I happened to be on a conference call about spiritual things on Sept. 11, 2001 that started, for me in San Diego, at 5 a.m. and ended promptly at 6. We were winding up when one of the participants broke in saying something like “Oh my God, a plane just hit the World Trade Center.” Like many I rushed to my TV – yes, I had a TV in those days – and watched the devastation unfold over and over again.
I’m a member of Activist San Diego which is dedicated to peace, social justice and environmental sustainability. Martin Eder, founder and executive director and friend sent the following message to members of that organization on that fateful day:
Terrorism is born of hopelessness. It is an unnatural state of affairs. A social order that has closed the doors on dignity and the possibility of democratic participation is a breeding ground for individualistic and suicidal desperation. A society full of cruelty will produce cruel offspring. A society based on class hierarchies, racial divisions, religious discrimination and national oppression will have no peace. There is peace born of justice and equality. There is also the peace of repression and dictatorship, but this is always a temporary peace.
I in a post on another site of mine I added
I believe that the events of today signal great change and in those moments of change is the opportunity to affirm life and love. I know that we can hold for peace, in ourselves, in our families, in our neighborhoods, in our country and in our world…
As the subsequent decade of persistent war and economic chaos has unfolded I find my opinion hasn’t changed one whit. Martin was right then and he’s still right. “Terroism is born of hopelessness.”
We can change that hopelessness if we have the internal willingness to do so. We still have the opportunity to affirm life and love, we can still hold for peace, starting within ourselves.
It starts with me and with you and with each one of us.
What can I do for peace today?
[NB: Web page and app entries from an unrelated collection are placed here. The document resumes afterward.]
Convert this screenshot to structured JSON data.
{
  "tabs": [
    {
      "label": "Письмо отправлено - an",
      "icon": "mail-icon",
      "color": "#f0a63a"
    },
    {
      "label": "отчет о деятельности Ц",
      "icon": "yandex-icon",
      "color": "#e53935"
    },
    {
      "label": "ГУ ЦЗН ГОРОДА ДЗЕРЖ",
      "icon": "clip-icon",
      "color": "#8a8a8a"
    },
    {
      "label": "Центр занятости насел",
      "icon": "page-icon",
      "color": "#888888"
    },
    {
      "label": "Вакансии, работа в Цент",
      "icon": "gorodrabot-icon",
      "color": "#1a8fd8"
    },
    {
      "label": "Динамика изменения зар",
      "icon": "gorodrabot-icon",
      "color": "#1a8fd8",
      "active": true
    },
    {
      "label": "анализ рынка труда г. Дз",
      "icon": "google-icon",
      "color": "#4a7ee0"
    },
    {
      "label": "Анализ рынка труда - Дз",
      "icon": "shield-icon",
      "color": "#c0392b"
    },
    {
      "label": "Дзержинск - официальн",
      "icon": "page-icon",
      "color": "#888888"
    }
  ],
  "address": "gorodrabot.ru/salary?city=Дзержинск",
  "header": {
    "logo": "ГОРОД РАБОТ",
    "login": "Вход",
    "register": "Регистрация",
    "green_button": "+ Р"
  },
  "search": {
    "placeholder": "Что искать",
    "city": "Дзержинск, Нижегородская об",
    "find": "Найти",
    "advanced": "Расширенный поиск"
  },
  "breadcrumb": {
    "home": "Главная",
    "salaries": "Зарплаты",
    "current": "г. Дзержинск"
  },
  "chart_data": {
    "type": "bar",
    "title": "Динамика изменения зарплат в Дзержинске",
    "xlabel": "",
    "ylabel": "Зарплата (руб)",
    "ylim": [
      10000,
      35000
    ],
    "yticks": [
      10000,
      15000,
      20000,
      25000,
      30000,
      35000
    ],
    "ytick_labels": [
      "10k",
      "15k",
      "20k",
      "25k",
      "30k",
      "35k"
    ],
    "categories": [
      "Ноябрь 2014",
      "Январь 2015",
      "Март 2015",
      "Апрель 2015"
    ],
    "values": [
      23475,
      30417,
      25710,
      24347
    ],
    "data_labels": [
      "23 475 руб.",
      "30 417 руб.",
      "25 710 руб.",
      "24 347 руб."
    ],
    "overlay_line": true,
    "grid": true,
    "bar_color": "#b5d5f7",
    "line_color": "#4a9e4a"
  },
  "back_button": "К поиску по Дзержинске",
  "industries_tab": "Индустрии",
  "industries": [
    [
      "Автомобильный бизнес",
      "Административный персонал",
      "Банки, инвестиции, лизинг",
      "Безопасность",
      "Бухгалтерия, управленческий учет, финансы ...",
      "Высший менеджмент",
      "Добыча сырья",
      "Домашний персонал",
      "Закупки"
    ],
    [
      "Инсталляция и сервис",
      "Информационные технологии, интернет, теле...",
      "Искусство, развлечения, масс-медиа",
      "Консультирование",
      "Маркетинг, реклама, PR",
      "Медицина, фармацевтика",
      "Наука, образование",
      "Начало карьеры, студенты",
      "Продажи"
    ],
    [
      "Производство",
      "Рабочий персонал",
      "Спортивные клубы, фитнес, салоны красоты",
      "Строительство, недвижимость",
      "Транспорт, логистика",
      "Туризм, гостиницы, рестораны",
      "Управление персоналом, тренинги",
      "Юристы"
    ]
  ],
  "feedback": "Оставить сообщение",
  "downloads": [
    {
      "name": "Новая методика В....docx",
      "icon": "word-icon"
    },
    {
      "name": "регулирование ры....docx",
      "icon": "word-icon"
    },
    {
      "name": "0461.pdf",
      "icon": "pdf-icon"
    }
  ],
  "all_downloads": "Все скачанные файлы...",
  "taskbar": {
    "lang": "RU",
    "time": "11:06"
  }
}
To relieve hopelessness? To step out in love? What can you do?
Write well and often,